#!/bin/sh # timerlib.sh -- functions for timing long-running operations # by allen brunson  allen.brunson@gmail.com  february 3 2009 # return seconds since 1970 # does not work on some unix variants.  check 'man date' for details function timerCurrent() {     date "+%s" } # inputs a number of seconds, outputs a string like "2 minutes, 1 second" # $1: number of seconds function timerLengthString() {     local days=$((0))     local hour=$((0))     local mins=$((0))     local secs=$1     local text=""         # convert seconds to days, hours, etc     days=$((secs / 86400))     secs=$((secs % 86400))     hour=$((secs / 3600))     secs=$((secs % 3600))     mins=$((secs / 60))     secs=$((secs % 60))         # build full string from unit strings     text="$text$(timerLengthStringPart $days "day")"     text="$text$(timerLengthStringPart $hour "hour")"     text="$text$(timerLengthStringPart $mins "minute")"     text="$text$(timerLengthStringPart $secs "second")"         # trim leading and trailing whitespace     text=${text## }     text=${text%% }         # special case for zero seconds     if [ "$text" == "" ]; then         text="0 seconds"     fi         # echo output for the caller     echo ${text} } # formats a time unit into a string # $1: integer count of units: 0, 6, etc # $2: unit name: "hour", "minute", etc function timerLengthStringPart() {     local unit=$1     local name=$2         if [ $unit -ge 2 ]; then         echo " ${unit} ${name}s"     elif [ $unit -ge 1 ]; then         echo " ${unit} ${name}"     else         echo ""         fi     } # useful for testing timerLengthString function timerLengthStringTest() {     local days=$((86400))     local hour=$((3600))     local mins=$((60))     local secs=$((1))         timerLengthString  0     timerLengthString 20     timerLengthString $(( ($hour * 3) + ($mins * 1) + ($secs * 52) ))     timerLengthString $(( ($days * 1) + ($secs * 14) )) } # synonym for timerCurrent function timerStart() {     timerCurrent $* } # display final elapsed time # $1: value returned from an earlier call to timerStart() # $2: optional descriptive string, such as "total wait time:" function timerStop() {     local desc=$2     local secs=$((0))     local stop=$(timerCurrent)     local text=""     local time=$1         if [ "$desc" != "" ]; then         text="$desc "     fi         secs=$(( $stop - $time ))     text="$text$(timerLengthString $secs)"         echo $text }

more meta

February 2, 2009 9:44 pm

At the time of this writing, one of my entries is the second google hit for “ideas bash scripts unix” and “complex bash scripts”. According to my access logs, a couple of people have found me that way.

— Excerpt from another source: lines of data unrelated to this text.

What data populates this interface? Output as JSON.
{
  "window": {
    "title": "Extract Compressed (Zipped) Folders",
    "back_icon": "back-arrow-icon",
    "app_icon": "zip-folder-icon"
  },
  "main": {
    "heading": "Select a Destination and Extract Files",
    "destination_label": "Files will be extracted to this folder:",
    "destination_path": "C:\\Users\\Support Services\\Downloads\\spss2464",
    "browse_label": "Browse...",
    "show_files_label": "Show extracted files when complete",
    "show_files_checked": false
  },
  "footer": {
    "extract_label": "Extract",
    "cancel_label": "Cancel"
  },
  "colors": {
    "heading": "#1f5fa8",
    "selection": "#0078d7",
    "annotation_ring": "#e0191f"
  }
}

Cool!

Unfortunately, the spammers also found me, in record time. So I’ve currently got comments pretty thoroughly locked down. I think I’ve allowed people who have created accounts here to comment, and nobody else.

I’m not trying to discourage discussion, I just don’t like having to clear the crud out of my blog two or three times a day. Until I get the hang of this, you are encouraged to email me at the address on my “About” page.